Gallup director's aim is to sweep away the misconceptions and tell the wider public what people in the Middle East really think.
New centre in Abu Dhabi to give Muslims a global voice
Abu Dhabi // The head of a new research centre in the capital says she hopes it will give ordinary Muslims a voice, heard by their governments and the wider world.
"In many ways the Muslim community is commonly discussed and seldom heard," says Dalia Mogahed, the executive director of the Abu Dhabi Gallup Centre.
The centre, a partnership between the Court of Sheikh Mohammed bin Zayed, the Crown Prince of Abu Dhabi, and the global research firm Gallup, plans to address that.

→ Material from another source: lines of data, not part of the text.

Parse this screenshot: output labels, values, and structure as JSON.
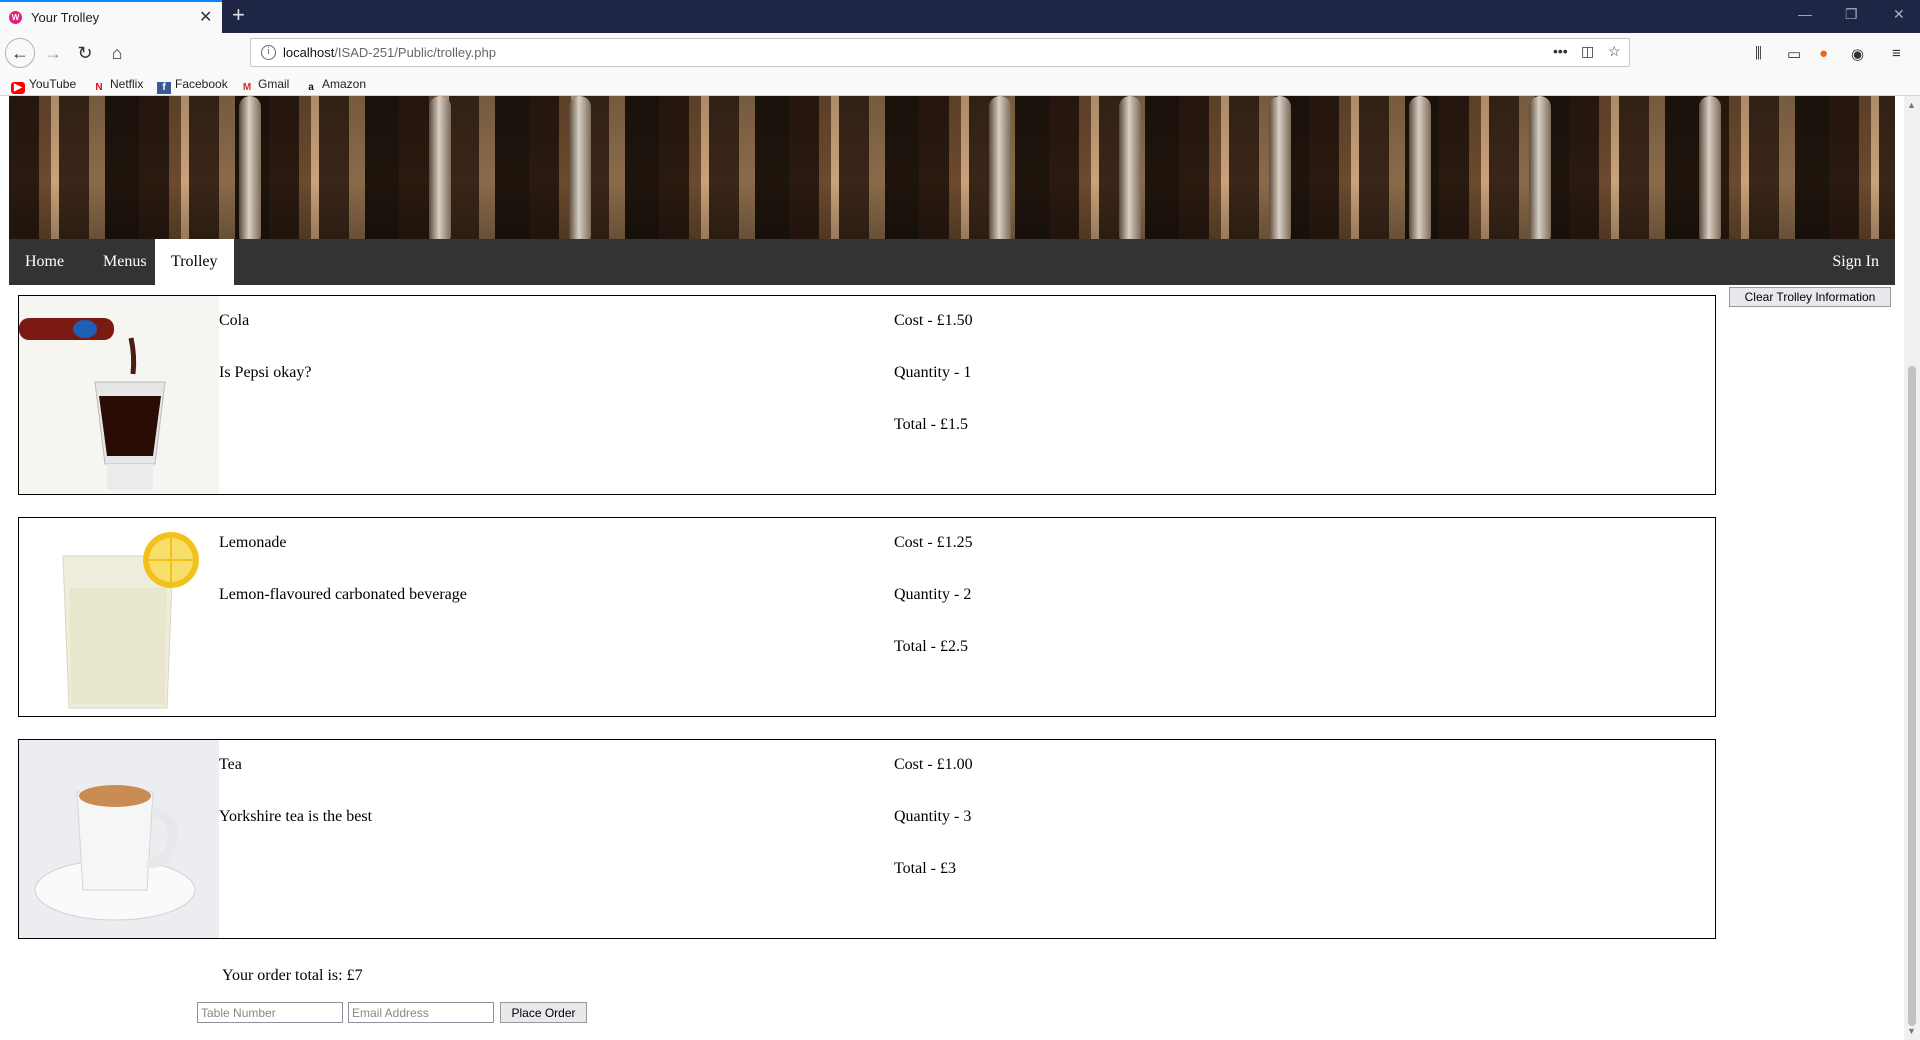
{
  "browser": {
    "tab_title": "Your Trolley",
    "url_host": "localhost",
    "url_path": "/ISAD-251/Public/trolley.php",
    "bookmarks": [
      "YouTube",
      "Netflix",
      "Facebook",
      "Gmail",
      "Amazon"
    ]
  },
  "nav": {
    "home": "Home",
    "menus": "Menus",
    "trolley": "Trolley",
    "sign_in": "Sign In"
  },
  "clear_button": "Clear Trolley Information",
  "items": [
    {
      "name": "Cola",
      "description": "Is Pepsi okay?",
      "cost": "Cost - £1.50",
      "quantity": "Quantity - 1",
      "total": "Total - £1.5"
    },
    {
      "name": "Lemonade",
      "description": "Lemon-flavoured carbonated beverage",
      "cost": "Cost - £1.25",
      "quantity": "Quantity - 2",
      "total": "Total - £2.5"
    },
    {
      "name": "Tea",
      "description": "Yorkshire tea is the best",
      "cost": "Cost - £1.00",
      "quantity": "Quantity - 3",
      "total": "Total - £3"
    }
  ],
  "order": {
    "total_text": "Your order total is: £7",
    "table_placeholder": "Table Number",
    "email_placeholder": "Email Address",
    "place_button": "Place Order"
  }
}
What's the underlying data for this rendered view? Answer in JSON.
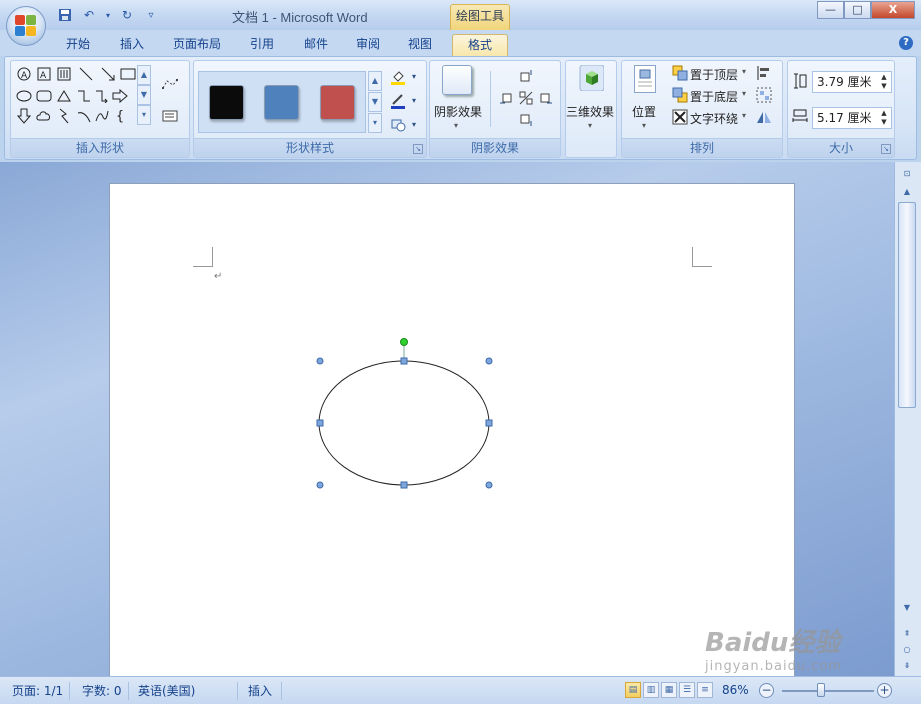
{
  "window": {
    "title": "文档 1 - Microsoft Word",
    "contextual_tool": "绘图工具",
    "controls": {
      "minimize": "—",
      "maximize": "□",
      "close": "X"
    }
  },
  "qat": {
    "save": "save-icon",
    "undo": "undo-icon",
    "redo": "redo-icon",
    "customize": "▿"
  },
  "tabs": [
    {
      "label": "开始"
    },
    {
      "label": "插入"
    },
    {
      "label": "页面布局"
    },
    {
      "label": "引用"
    },
    {
      "label": "邮件"
    },
    {
      "label": "审阅"
    },
    {
      "label": "视图"
    },
    {
      "label": "格式",
      "active": true
    }
  ],
  "ribbon": {
    "groups": {
      "insert_shapes": "插入形状",
      "shape_styles": "形状样式",
      "shadow_effects": "阴影效果",
      "arrange": "排列",
      "size": "大小"
    },
    "style_swatches": [
      {
        "color": "#0b0b0b"
      },
      {
        "color": "#4f81bd"
      },
      {
        "color": "#c0504d"
      }
    ],
    "shadow_button": "阴影效果",
    "threed_button": "三维效果",
    "position_button": "位置",
    "bring_to_front": "置于顶层",
    "send_to_back": "置于底层",
    "text_wrap": "文字环绕",
    "height": "3.79 厘米",
    "width": "5.17 厘米"
  },
  "status": {
    "page": "页面: 1/1",
    "words": "字数: 0",
    "language": "英语(美国)",
    "mode": "插入",
    "zoom": "86%",
    "zoom_percent": 86
  },
  "watermark": {
    "brand": "Baidu经验",
    "sub": "jingyan.baidu.com"
  }
}
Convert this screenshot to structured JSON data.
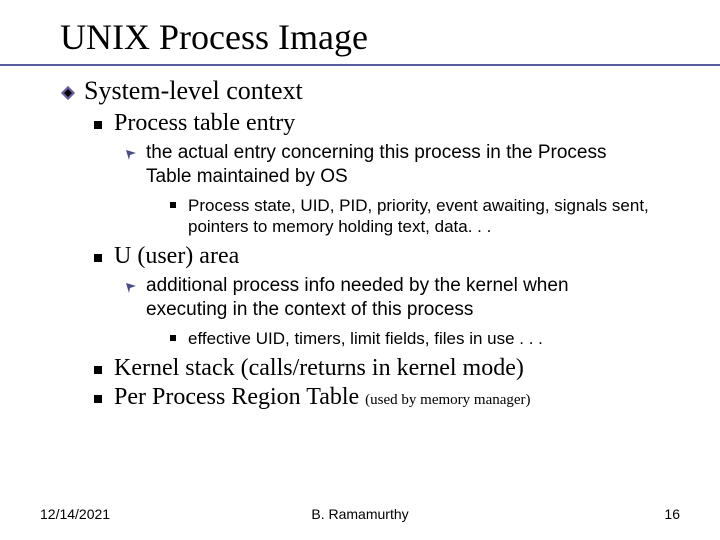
{
  "title": "UNIX Process Image",
  "l1_1": "System-level context",
  "l2_1": "Process table entry",
  "l3_1": "the actual entry concerning this process in the Process Table maintained by OS",
  "l4_1": "Process state, UID, PID, priority, event awaiting, signals sent,  pointers to memory holding text, data. . .",
  "l2_2": "U (user) area",
  "l3_2": "additional process info needed by the kernel when executing in the context of this process",
  "l4_2": "effective UID, timers, limit fields, files in use . . .",
  "l2_3": "Kernel stack (calls/returns in kernel mode)",
  "l2_4a": "Per Process Region Table ",
  "l2_4b": "(used by memory manager)",
  "footer": {
    "date": "12/14/2021",
    "author": "B. Ramamurthy",
    "page": "16"
  }
}
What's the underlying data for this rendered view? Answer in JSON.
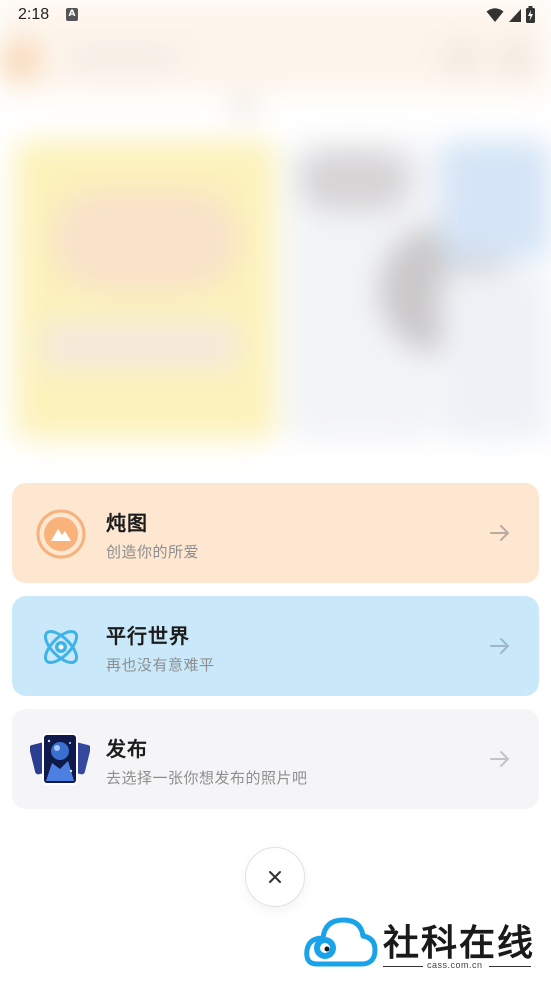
{
  "status_bar": {
    "time": "2:18",
    "notification_glyph": "A",
    "icons": [
      "wifi-icon",
      "signal-icon",
      "battery-icon"
    ]
  },
  "menu": {
    "items": [
      {
        "title": "炖图",
        "subtitle": "创造你的所爱",
        "icon": "mountain-image-icon",
        "color": "#fde7d1",
        "accent": "#f5a96b"
      },
      {
        "title": "平行世界",
        "subtitle": "再也没有意难平",
        "icon": "atom-icon",
        "color": "#c9e9fa",
        "accent": "#3fb3e8"
      },
      {
        "title": "发布",
        "subtitle": "去选择一张你想发布的照片吧",
        "icon": "photo-stack-icon",
        "color": "#f5f5f7",
        "accent": "#1a2a6c"
      }
    ]
  },
  "close_button": {
    "icon": "close-icon",
    "glyph": "×"
  },
  "watermark": {
    "text": "社科在线",
    "url": "cass.com.cn",
    "color": "#1aa3e8"
  }
}
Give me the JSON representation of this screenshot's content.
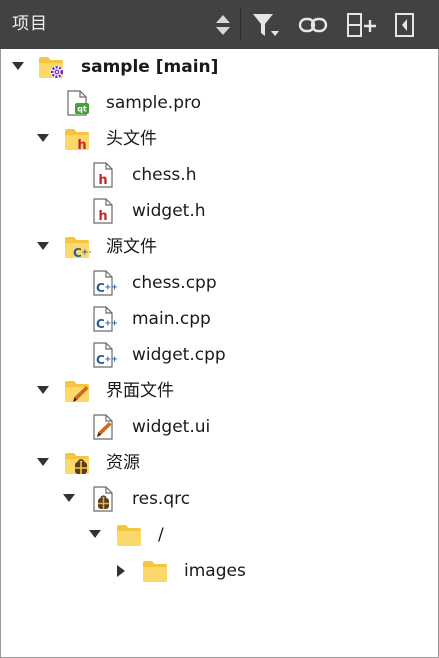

By opening a centre in the UAE, Gallup wants to improve its ability to reach regional policymakers and have an impact on the public knowledge of opinions in the Middle East.
"The centre hopes to widen the lens to include the mainstream," says Ms Mogahed, so that the conversation between the Muslim world and the West is not dominated by "vocal fringe".
A co-author of Who Speaks for Islam? What a Billion Muslims Really Think, and an adviser to the US president Barack Obama, Ms Mogahed says research can help to diagnose problems.
The centre is an extension of the Gallup Centre for Muslim Studies, an independent research centre in Washington DC that provides data-driven analysis of the views of the world's Muslims.
Already, work by the Washington centre has identified fundamental misunderstandings between western and Muslim societies.
"Our research can help to diagnose a problem so that it can be addressed," says Ms Mogahed.
A common misunderstanding uncovered by research is that many westerners view Islam as an inspiration for violence. Studies by Gallup and other groups have repeatedly shown "there is just no correlation between religiosity and violent extremism", she says.
Research can highlight commonalities. While many westerners do not believe democracy is valued by the Muslim world, Gallup found "the majority of people in the Middle East believe in principles of free speech, free press and a representative government".
"It's a set of values Muslims very much understand," she says. She hopes objective data will help to change western attitudes.
Gallup's findings, Ms Mogahed says, have been instrumental in guiding policy in the US. They shaped Mr Obama's landmark speech last year in Cairo, in which he confronted divisions between Muslims and the West, and Israel and its neighbours.
The centre's first study should be ready this month. Gallup interviewed more than 100,000 people in 55 countries to explore the relationship between Muslims and the West. The survey covered countries in the Middle East, sub-Saharan Africa, south-east Asia, central Asia and Europe.
Ms Mogahed hopes better research will lead to better communication between governments and people, both internationally and domestically.
"So many decisions are made by leaders in all societies that don't take into account the realities on the ground," she says.
Gallup's methodology is rigorous. Analysts visit a representative sample of a nation, across geography, class and sex. Researchers have face-to-face conversations with participants in their homes, which allows illiterates and those without phones to be polled.
The result, Ms Mogahed says, is that ordinary people are given a "seat at the table" in political and social conversations.
It can also be a catalyst for social change. In the US, 80 per cent of people think Muslims do not believe in sex equality, Ms Mogahed says. She believes research can help to correct that view.
Polling can uncover women's aspirations, as well as how a society as a whole feels about rights. "A society's views can be way ahead of the reality on the ground," Ms Mogahed says.
For example, in Saudi Arabia, surveys found that most Saudis believed women should have the right to drive. "Laws should not necessarily be assumed to be an accurate reflection of people's beliefs and values."